Emperor Kôtoku was the 36th emperor of Japan according to the traditional counting. His reign, lasting from 645-654, saw the implementation of the Taika Reforms, which adapted myriad aspects of Tang dynasty political philosophy, governmental structures and systems, and rituals and practices into that of the Japanese court.

Prince Karu, as he was known before taking the throne, became emperor in 645 when his sister Empress Kôgyoku abdicated in his favor. It is said that her abdication came at the suggestion of her son, Prince Naka no Oe (who would later rule, himself, as Emperor Tenji).

In addition to or as part of the Taika Reforms, Kôtoku instituted a revision of the system of court caps and costume (corresponding to official court ranks) in 647, as well as declaring an imperial monopoly over mined iron ore, something which had previously been the domain of the Wakebe clan.

Upon his death in 654, Kôtoku's sister returned to the throne, this time under the name Empress Saimei.

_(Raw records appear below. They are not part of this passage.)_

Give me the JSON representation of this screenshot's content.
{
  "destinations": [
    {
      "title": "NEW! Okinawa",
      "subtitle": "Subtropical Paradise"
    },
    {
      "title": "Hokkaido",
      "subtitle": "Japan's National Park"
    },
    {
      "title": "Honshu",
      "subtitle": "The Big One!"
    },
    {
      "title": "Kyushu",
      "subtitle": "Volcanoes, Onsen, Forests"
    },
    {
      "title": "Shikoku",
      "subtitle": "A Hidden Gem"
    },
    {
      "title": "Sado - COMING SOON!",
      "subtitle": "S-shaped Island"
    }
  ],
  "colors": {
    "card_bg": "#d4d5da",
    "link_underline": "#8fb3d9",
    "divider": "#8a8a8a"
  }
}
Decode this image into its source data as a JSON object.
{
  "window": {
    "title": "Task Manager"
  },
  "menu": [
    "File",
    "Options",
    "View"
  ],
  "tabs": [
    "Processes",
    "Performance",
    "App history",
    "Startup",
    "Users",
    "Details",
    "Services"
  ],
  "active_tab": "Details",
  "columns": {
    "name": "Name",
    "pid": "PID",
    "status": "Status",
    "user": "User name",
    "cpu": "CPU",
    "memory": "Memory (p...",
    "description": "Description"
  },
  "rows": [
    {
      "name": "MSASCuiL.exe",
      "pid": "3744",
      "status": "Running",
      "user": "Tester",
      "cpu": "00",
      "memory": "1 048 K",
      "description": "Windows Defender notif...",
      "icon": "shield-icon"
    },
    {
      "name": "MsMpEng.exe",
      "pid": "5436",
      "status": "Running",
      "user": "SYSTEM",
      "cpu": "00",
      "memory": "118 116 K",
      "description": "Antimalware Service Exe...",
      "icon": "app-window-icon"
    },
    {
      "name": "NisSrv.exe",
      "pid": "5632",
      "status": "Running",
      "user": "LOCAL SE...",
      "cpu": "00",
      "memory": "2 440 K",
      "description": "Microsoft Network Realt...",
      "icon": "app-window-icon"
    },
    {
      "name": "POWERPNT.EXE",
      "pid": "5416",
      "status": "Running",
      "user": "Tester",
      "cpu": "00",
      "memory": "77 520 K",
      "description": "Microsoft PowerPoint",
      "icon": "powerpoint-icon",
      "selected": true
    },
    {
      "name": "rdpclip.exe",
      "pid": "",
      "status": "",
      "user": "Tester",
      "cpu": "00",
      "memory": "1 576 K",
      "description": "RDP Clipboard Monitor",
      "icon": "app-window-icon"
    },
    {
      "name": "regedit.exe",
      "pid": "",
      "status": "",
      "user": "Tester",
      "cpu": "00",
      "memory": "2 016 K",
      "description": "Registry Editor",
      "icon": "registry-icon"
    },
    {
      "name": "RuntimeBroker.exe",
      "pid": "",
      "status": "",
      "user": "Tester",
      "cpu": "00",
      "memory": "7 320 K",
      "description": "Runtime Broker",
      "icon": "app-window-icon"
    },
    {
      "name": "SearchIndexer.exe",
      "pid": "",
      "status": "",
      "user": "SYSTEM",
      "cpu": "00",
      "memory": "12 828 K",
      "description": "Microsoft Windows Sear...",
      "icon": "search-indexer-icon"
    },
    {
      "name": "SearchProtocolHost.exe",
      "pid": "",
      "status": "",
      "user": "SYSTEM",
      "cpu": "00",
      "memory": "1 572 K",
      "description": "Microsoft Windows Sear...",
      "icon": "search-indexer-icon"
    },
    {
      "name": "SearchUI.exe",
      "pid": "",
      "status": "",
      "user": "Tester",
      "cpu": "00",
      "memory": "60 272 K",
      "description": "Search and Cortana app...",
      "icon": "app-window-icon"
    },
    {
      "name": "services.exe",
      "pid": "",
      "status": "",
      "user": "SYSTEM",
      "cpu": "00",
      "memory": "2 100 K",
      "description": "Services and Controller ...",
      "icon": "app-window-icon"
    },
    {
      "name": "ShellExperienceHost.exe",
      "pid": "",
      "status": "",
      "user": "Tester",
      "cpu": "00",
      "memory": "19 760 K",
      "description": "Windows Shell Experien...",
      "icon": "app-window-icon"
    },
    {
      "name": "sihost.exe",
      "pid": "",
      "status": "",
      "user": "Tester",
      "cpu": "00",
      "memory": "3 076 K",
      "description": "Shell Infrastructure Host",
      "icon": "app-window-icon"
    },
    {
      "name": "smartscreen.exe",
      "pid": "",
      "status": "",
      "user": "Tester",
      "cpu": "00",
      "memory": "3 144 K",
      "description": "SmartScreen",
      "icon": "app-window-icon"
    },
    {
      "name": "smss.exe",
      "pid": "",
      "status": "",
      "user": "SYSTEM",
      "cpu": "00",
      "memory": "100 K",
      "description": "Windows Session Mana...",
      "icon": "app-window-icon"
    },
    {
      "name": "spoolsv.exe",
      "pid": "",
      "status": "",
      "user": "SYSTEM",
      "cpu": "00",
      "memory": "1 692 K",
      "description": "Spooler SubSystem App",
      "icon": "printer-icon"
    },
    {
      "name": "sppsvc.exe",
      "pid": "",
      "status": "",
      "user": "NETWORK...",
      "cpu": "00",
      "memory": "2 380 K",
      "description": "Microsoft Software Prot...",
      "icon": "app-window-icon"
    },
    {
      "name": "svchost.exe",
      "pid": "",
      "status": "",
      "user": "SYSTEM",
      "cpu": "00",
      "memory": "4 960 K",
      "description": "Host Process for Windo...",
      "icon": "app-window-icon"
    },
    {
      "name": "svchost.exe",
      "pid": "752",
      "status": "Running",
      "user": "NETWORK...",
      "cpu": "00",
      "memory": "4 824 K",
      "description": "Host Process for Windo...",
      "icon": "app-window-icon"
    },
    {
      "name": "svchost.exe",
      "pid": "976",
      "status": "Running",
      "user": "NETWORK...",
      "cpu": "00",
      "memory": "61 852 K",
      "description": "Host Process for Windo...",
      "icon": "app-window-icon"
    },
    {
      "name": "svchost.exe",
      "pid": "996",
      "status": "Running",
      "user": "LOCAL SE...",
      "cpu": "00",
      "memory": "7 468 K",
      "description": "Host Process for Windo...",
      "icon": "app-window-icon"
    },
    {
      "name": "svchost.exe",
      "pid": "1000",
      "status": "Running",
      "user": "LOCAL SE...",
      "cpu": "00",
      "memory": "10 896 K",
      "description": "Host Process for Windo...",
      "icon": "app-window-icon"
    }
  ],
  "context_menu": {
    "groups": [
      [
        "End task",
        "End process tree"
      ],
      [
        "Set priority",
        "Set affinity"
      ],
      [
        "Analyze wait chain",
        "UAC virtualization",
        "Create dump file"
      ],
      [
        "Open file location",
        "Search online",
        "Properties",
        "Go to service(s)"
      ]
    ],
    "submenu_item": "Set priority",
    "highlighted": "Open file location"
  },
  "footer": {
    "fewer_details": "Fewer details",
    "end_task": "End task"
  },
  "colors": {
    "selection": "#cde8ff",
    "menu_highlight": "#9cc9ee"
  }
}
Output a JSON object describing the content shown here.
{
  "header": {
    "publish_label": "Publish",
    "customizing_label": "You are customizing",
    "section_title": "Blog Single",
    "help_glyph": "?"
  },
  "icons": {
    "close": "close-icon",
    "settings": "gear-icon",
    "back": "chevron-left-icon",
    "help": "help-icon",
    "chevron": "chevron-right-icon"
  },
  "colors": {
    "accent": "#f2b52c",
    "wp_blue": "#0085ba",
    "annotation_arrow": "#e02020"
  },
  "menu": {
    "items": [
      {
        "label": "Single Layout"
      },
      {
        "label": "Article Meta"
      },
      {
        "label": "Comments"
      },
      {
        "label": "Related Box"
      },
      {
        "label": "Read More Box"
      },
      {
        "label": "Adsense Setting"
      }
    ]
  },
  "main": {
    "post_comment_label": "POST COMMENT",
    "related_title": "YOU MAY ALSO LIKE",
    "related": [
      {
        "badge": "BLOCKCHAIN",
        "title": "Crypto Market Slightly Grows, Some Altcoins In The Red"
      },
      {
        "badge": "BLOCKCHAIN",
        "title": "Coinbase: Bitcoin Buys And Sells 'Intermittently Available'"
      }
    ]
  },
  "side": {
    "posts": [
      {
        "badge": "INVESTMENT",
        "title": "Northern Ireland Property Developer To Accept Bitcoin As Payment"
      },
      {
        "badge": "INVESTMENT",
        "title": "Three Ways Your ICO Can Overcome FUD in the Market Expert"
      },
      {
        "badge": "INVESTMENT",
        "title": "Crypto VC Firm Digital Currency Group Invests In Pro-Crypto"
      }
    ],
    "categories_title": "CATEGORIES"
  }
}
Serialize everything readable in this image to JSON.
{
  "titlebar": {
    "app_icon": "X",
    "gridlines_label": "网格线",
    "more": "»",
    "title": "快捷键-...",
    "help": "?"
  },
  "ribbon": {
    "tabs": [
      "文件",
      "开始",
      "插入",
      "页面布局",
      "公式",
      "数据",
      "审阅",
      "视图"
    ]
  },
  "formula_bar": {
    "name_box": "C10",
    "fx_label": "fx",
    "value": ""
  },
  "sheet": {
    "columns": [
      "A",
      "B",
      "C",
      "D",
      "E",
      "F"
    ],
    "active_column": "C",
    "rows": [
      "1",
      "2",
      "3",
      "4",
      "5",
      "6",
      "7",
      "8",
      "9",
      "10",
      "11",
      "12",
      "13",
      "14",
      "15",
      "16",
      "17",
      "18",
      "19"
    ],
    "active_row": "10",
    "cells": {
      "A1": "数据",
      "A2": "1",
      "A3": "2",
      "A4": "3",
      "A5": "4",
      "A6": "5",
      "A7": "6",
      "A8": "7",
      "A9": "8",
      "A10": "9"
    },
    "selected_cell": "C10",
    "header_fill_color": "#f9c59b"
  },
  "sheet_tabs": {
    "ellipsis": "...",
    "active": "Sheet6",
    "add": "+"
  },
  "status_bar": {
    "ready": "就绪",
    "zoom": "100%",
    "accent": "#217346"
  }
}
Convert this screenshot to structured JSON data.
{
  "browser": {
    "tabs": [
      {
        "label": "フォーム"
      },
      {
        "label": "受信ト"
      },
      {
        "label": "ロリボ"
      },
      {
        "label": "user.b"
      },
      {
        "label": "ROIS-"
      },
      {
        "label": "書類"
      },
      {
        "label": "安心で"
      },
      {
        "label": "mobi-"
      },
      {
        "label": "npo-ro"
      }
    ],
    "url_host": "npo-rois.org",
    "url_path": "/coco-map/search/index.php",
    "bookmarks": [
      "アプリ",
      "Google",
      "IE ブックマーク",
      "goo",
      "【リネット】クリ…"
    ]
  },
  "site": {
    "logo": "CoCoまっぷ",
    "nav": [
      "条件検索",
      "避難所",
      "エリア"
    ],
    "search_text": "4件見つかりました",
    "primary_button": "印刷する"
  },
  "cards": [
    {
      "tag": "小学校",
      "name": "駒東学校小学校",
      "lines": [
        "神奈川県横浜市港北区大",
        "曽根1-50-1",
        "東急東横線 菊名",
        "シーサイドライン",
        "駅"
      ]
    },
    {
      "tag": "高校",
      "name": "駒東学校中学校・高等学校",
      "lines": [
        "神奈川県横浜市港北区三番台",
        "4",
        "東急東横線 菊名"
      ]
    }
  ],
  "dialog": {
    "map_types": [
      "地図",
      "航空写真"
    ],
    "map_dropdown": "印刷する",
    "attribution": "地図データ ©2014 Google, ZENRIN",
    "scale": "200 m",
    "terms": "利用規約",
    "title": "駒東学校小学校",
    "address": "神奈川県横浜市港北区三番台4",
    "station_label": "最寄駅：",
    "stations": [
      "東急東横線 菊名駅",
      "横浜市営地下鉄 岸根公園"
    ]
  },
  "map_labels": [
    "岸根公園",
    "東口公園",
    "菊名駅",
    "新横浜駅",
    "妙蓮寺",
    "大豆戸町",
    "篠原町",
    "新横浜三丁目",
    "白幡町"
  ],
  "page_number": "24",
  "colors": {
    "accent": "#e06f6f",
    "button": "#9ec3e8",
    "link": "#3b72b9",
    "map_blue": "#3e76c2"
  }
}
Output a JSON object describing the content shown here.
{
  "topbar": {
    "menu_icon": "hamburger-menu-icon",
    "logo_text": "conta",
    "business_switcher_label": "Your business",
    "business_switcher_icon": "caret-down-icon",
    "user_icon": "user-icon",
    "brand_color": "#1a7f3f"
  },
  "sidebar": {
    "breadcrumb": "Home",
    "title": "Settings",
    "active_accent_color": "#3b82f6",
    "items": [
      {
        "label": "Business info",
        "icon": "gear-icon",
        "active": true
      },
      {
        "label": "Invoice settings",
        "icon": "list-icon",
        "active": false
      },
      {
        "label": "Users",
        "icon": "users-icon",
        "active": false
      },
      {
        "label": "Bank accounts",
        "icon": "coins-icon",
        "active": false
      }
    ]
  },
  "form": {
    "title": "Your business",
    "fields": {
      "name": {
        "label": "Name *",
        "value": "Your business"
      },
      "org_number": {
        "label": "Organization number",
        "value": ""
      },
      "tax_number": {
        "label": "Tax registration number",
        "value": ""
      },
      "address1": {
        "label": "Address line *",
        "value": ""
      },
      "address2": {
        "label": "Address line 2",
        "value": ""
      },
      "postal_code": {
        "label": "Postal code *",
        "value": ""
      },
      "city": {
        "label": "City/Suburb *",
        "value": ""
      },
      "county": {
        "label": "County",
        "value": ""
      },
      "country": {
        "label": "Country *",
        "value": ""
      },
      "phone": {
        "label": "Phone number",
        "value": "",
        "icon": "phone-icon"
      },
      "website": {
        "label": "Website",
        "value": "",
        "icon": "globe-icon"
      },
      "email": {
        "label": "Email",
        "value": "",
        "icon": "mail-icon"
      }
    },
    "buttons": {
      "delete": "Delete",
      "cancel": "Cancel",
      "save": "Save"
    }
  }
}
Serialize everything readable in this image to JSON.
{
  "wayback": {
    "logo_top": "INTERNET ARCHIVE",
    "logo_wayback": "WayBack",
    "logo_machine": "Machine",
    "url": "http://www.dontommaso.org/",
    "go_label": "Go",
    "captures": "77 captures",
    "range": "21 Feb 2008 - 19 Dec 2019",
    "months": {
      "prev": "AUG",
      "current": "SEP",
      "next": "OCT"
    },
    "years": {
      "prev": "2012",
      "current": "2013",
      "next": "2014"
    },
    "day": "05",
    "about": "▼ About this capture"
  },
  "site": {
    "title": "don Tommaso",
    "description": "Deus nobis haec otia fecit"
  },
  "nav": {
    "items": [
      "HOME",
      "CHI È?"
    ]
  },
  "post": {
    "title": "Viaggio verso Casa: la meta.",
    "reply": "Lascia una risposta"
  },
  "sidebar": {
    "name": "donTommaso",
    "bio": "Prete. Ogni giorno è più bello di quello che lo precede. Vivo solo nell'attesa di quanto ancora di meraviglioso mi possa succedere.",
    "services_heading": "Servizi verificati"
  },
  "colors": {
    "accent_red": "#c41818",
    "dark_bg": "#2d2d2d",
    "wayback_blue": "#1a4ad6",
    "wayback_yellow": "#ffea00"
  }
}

Preceded by
Empress Kôgyoku
Emperor of Japan
Succeeded by
Empress Saimei